I’ve inquired about lots of kids over the past several months. Most of them from the public website. None have panned out yet. The trouble is that the kids on the website are the “hard to place” ones, who’ve been resorted to marketing tactics to find them homes. We don’t get to see files for the majority of the kids in care. We as adoptive parents have to leave our lives in the hands of a social worker – a stranger – and hope that they’re doing everything they can to match us with a child and expand our families.

It’s hard not to feel like you’re just another file sitting on someone’s desk. Usually, you are. I contact my social worker once every couple of weeks to ask questions and make sure we’re making strides in the direction of our end goal. What is that saying… the squeakiest wheel gets the grease.

In the meantime, I sit and I wait and I hope for a child to bring noise and laughter and life into my home and into my heart.

It’s Almost Go-Time!

I’m really quite excited to start my life as a mom. It’s taken a long time to get to this point (my best friend calls it “the most overdue pregnancy ever”). I first applied to adopt in April of last year (2013), but I had spent my whole life thinking about it first.
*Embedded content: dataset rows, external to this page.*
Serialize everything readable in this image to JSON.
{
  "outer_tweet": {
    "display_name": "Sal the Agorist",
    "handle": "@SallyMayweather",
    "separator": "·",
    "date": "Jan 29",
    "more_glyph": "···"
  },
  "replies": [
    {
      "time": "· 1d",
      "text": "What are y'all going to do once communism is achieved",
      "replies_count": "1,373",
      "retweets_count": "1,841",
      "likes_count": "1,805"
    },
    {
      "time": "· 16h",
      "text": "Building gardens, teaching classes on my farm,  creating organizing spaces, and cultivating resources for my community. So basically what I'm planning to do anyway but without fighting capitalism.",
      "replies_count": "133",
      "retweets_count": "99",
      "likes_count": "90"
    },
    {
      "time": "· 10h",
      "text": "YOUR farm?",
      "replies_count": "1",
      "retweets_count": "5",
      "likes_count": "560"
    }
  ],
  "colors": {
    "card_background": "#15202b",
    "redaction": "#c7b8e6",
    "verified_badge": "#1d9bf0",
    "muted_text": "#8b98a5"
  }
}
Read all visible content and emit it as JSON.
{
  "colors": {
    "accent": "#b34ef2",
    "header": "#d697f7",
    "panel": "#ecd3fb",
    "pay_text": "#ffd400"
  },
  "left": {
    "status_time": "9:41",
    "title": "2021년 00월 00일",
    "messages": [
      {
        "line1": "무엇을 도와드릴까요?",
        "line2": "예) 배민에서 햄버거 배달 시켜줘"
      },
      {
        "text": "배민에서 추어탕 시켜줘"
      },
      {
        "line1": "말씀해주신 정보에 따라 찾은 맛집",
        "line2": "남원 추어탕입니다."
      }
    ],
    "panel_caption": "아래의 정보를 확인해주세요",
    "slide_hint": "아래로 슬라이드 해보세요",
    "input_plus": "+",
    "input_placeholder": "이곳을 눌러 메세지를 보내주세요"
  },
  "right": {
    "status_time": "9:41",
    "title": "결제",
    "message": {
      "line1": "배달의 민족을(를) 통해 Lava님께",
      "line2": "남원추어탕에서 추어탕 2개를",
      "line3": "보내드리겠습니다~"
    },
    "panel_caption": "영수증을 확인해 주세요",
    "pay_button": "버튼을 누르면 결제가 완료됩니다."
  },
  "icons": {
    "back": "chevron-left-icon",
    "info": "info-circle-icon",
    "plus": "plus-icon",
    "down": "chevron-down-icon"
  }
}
It took six months to receive the first phone call saying that they had finally reviewed my application. After that things thankfully seemed to go faster (though they really didn’t). I’ve been through two very long weekends of training, filled out massive amounts of paperwork (repeatedly), I’m now onto my third social worker (intake worker, home study writer, and now the permanent adoption worker), and last month I was finally approved to adopt!

In between all of the appointments and paperwork, I’ve painted both of the kids rooms, the laundry room and the basement. I’ve torn down and re-built a fence and a deck, I’ve attended several meet-ups with other adoptive or prospective parents, and I’m managing the blog for a new non-profit organization started by one of my new friends. Things have been really busy preparing for my new family; I guess you could say I’m nesting (and drinking more coffee).

My social worker said that my file has been getting a lot of attention due to my wide age-range, so I don’t think it will be very long before I’ve found a “match” and will get to bring them home. I’m spending the interim period saving up for my parental leave and trying to finish off a few projects around the house. I also have a couple of weekends planned at the lake for good measure.

Wish me luck, and keep your eyes open for big news coming soon!

Confidence as a Parent and Expectations of Traumatized Children

As I inch my way closer to becoming a parent, I find myself struggling with feelings of inadequacy and a lack of self confidence. For years, I’ve been listening to my friends talk about raising their children. They’re so far ahead in the game that I’m not sure how I’ll ever stack up as a new parent. I know it’s not about comparing my successes (or my children’s) to theirs, but I feel as though I’ll struggle with the unsolicited advice and explaining to those around me how raising a child who has been neglected or abused is so much different than raising a child born to you.

I will likely have lower expectations of my children then I would a biological child. For a traumatized child, even the basic acts in life can be a challenge. My expectations need to be reasonable and achievable. There simply isn’t any comparison between a child who has been adopted and one who has not. For an adopted and/or traumatized child, feeling secure in a family, managing emotions and trying to understand why “this” happened to them take up the majority of their plates. At the end of the day, there isn’t much time left over to be the star basketball player or humanitarian of the year. Making it through each day without a meltdown is a success.

I will need to learn to trust my gut. To keep my confidence as a parent high, expectations of my children reasonable, and to shut out the voices of the people around me who think they know how it should be.